START Source records

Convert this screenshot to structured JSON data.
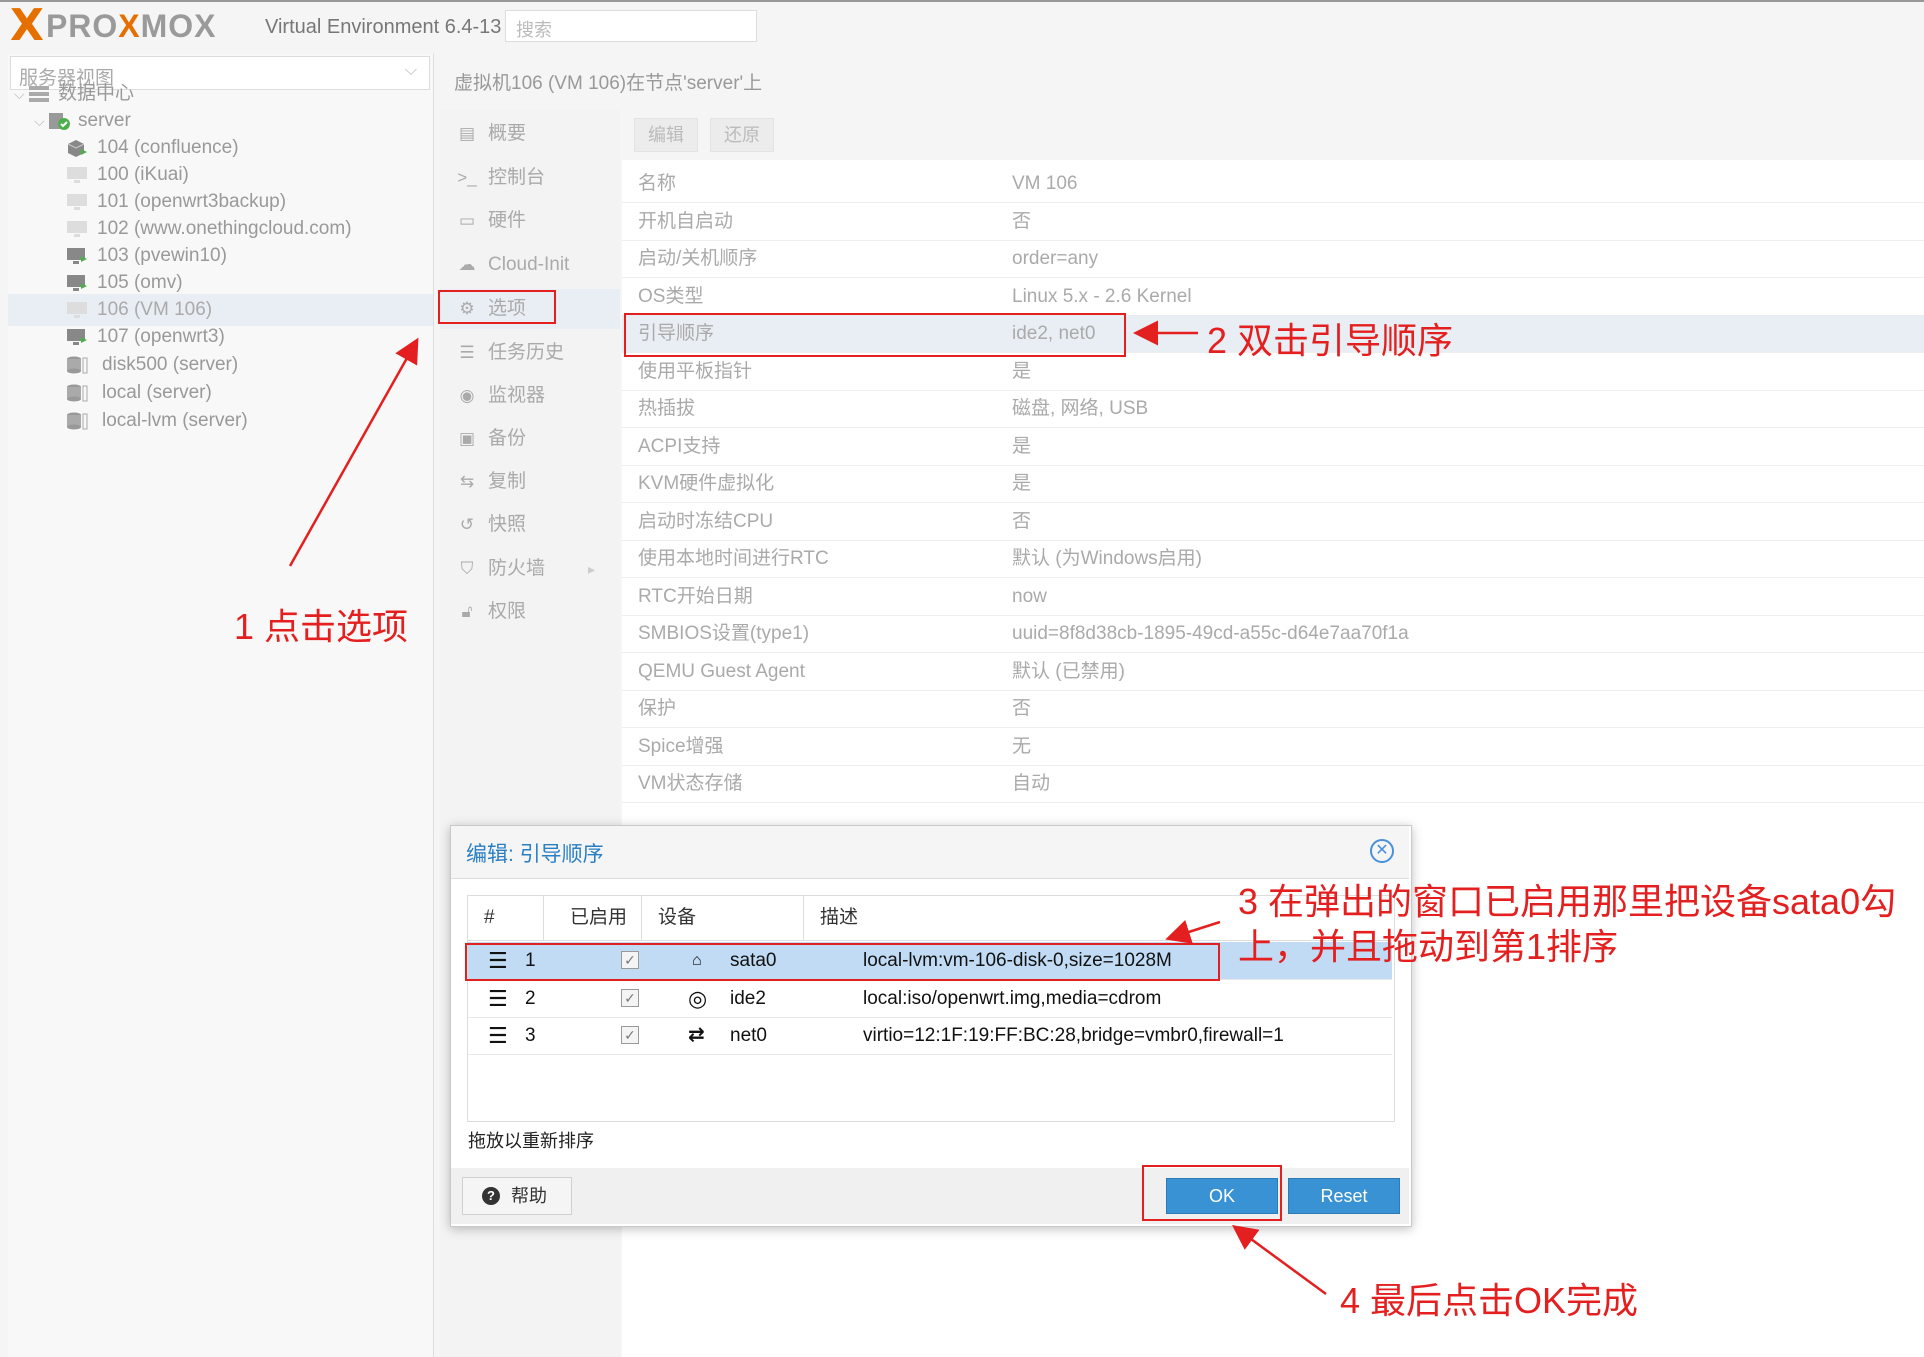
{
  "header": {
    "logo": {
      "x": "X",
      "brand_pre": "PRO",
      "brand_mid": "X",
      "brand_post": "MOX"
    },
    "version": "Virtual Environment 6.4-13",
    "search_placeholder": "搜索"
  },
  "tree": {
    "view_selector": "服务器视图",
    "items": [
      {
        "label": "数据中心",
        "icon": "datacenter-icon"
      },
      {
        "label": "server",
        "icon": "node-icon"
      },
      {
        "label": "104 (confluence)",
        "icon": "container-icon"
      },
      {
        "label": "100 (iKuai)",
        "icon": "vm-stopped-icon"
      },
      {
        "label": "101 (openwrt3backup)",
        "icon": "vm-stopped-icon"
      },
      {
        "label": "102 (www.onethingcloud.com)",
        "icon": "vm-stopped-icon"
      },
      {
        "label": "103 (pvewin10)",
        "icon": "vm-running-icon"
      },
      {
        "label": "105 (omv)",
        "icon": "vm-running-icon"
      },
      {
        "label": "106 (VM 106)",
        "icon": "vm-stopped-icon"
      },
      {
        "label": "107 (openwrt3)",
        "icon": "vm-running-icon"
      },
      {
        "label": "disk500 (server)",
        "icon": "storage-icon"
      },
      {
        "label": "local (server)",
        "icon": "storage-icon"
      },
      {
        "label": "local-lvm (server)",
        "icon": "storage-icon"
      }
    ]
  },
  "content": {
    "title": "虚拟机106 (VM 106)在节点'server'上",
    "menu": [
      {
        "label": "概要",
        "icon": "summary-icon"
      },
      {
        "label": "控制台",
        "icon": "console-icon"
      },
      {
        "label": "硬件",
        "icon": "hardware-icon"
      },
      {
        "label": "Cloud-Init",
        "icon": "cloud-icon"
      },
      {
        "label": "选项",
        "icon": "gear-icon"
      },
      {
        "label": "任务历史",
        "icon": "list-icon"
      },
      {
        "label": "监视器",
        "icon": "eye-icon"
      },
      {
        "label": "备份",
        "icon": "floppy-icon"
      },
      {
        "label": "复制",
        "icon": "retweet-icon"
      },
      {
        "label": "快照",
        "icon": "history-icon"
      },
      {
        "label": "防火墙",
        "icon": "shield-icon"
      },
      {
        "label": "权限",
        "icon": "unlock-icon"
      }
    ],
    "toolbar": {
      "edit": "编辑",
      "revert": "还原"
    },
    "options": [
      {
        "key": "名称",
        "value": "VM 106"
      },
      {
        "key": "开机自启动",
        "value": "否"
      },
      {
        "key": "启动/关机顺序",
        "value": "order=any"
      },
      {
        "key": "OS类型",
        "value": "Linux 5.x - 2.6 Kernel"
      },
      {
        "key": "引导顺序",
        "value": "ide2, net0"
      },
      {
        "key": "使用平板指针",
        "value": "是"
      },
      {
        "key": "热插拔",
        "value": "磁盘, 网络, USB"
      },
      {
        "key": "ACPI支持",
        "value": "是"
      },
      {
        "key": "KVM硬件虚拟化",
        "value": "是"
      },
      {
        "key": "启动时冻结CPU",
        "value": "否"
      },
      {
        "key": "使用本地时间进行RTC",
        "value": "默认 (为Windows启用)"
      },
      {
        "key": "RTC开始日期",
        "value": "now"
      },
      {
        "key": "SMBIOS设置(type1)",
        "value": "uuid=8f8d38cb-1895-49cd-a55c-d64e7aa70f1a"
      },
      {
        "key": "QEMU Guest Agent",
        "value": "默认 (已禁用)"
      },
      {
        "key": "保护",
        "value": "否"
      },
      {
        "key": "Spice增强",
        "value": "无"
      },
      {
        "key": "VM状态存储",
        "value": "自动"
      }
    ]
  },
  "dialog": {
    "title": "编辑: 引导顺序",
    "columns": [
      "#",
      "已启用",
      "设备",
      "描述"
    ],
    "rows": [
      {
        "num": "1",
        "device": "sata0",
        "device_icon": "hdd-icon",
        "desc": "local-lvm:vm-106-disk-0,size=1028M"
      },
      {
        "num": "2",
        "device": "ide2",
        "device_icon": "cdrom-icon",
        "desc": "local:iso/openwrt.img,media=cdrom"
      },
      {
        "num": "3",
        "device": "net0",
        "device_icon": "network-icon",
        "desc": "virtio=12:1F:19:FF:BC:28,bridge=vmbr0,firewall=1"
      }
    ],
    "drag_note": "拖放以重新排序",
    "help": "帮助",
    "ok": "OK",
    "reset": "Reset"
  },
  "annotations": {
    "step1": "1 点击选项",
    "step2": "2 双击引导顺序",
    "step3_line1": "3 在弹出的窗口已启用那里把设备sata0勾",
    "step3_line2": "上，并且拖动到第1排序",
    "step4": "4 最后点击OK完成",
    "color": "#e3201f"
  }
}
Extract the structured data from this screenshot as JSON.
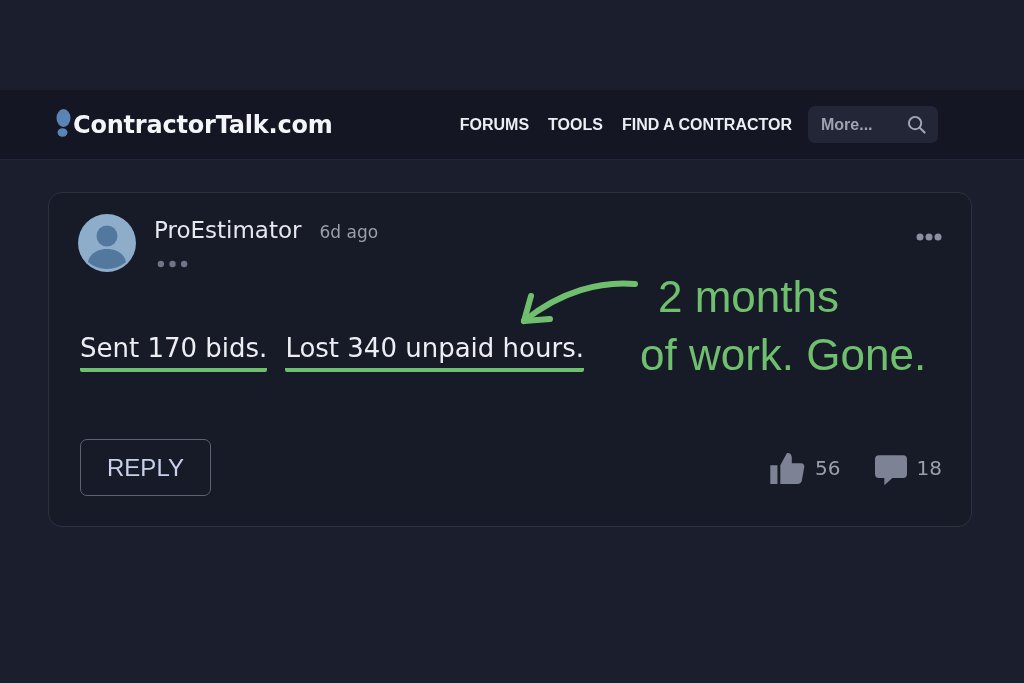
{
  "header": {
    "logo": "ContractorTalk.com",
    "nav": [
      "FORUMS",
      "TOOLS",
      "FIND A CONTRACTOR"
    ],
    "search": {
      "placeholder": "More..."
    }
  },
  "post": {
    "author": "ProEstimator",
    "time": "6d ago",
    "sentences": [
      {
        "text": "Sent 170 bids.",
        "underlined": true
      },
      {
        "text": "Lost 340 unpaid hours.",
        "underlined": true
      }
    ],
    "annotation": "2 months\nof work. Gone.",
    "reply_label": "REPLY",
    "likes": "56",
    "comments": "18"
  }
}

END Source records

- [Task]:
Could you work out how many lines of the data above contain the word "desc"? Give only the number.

- [Output of the exercise]:
3